On the brink of Fourth of July weekend, our Hickory injury lawyers want to remind everyone to celebrate responsibly and leave the array of colors in the sky to the professionals this holiday weekend.
The threat of a North Carolina fireworks accident can be dangerous not only to those performing the exhibition but to those who sit and watch the spectacular flooding of lights falling from the sky. If injured by a defective product this weekend or at any time throughout the summer, contact North Carolina Personal Injury Lawyers.
The Charlotte Observer reminds us of the tragedy that happened one year ago on Ocracoke Island that killed four people when a truckload of fireworks exploded. In light of last year’s horrifying event, North Carolina is placing new restrictions on pyrotechnic operators this year.
A new law as of February 1, 2011, requires all pyrotechnic operators to be 21 years-old, complete a training course, pass a written exam, and pay $200 to earn a three-year operating license. Legislators have made an exception for those not able to complete the course by July 4th to acquire a temporary 30-day license by paying the fire marshal’s office $25 and providing they have performed six North Carolina fireworks displays in the last 10 years.

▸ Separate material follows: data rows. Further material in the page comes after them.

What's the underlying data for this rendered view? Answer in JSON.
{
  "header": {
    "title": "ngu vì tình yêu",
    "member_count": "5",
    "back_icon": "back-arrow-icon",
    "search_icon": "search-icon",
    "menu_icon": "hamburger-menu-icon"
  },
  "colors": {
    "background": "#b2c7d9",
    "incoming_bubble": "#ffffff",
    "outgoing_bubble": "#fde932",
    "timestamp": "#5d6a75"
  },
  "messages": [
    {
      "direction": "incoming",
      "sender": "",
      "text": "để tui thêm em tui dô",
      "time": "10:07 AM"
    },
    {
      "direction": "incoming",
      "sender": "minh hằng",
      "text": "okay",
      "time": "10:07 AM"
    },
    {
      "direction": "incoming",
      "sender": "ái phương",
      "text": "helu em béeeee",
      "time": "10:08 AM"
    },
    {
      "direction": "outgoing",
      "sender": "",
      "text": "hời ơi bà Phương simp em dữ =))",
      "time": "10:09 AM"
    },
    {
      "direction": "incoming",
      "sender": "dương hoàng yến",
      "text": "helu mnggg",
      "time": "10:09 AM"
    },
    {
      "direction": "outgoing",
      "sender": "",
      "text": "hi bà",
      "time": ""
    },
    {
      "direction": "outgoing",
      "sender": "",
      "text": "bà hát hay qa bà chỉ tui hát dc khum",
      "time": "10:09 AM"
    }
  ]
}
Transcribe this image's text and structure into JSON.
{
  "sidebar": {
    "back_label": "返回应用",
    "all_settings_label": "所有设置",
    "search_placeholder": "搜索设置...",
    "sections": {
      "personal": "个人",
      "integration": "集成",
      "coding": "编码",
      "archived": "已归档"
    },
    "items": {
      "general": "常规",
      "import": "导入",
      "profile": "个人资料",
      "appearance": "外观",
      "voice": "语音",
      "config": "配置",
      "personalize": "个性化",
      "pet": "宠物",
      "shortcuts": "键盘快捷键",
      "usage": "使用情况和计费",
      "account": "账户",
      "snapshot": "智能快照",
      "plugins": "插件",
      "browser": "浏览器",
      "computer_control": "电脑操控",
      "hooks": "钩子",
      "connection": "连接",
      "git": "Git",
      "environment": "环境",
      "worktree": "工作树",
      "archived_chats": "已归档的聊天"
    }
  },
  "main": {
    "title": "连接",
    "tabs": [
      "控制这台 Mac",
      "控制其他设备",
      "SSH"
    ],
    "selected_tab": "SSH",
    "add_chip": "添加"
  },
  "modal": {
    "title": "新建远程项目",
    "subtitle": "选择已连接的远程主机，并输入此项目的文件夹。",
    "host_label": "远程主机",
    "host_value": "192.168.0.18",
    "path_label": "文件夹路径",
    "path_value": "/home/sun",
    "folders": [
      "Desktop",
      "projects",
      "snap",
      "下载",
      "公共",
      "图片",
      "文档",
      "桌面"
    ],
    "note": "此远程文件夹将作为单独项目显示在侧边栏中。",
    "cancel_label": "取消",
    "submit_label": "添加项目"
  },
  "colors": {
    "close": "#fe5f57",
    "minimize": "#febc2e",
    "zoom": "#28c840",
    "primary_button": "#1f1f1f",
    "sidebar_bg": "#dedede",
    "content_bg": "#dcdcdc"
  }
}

“We want communities to have fireworks displays and pay tribute to the holiday,” said North Carolina Fire Marshal Kerry Hall. “Prior to this law, it was up to local jurisdictions to decide what a pyrotechnics expert is. Now we have a minimum benchmark for everyone in the state.”
South Carolina has been practicing fireworks safety since 1991 when a similar fireworks operator licensing law was put into place. South Carolina offers several different options for pyrotechnic licenses which include inside shooting, outside shooting, motion picture companies, or trainees.
The licensing fees range from $100 for trainee licenses to $300 for an unrestricted license. All firework technicians must be 21 years or older in South Carolina unless they are a trainee in which the minimum age requirement is 18. Licensed operators are required to take training and a written exam every two years by the South Carolina Fire Marshal’s office.
The Hickory Daily Record reports that last year there were roughly 1,900 people treated for fireworks injuries at hospitals nationwide in the 30 days surrounding July 4th. There were an approximate total of 8,600 fireworks injuries for the entire year in 2010. Firecrackers, bottle rockets and sparklers often cause eye and ear damage or burns to the face, hands or head. Firecrackers and sparklers are legal in North Carolina so Hickory Fire Department is conducting surprise inspections to local or retail outlets selling fireworks. Making sure fireworks retailers are not selling anything illegal and following all safety protocols is a priority.
For a safe Independence Day, Hickory Fire Department offers the following safety tips:
- Follow and read all manufacturers’ instructions on the fireworks.
- Never light fireworks inside your home.
- Stop, drop and roll if your clothing is on fire.
- Never light fireworks near buildings or dry grass areas.
- Never place fireworks in metal or glass containers before lighting.
- If a firework malfunctions, throw it away. Trying to re-light could cause an unexpected explosion.
- Only buy fireworks from a reliable dealer.
- Always have water handy in case someone gets burned or something catches on fire.
- Children should never be left alone around fireworks. They are not toys and should not be shot at someone.
There are laws in place with regard to fireworks operations, so if you have been injured in a fireworks accident in North or South Carolina, contact the experienced injury lawyers at Lee Law Offices, P.A. Call for a free initial consultation to discuss your rights at 1-800-887-1965.
New Fireworks Law in Place, by Mark Hensch, Charlotte Observer
Hickory Firefighters Urge Fireworks Caution, by Richard Gould, Hickory Daily Record
More Blog Entries:
North Carolina boating accidents common on Lake Norman, elsewhere, North Carolina Personal Injury Lawyers Blog, June 1, 2011
Holiday Weekends a Dangerous Time for Car Accidents in Greenville, Anderson, North Carolina Personal Injury Lawyers Blog, April 26, 2011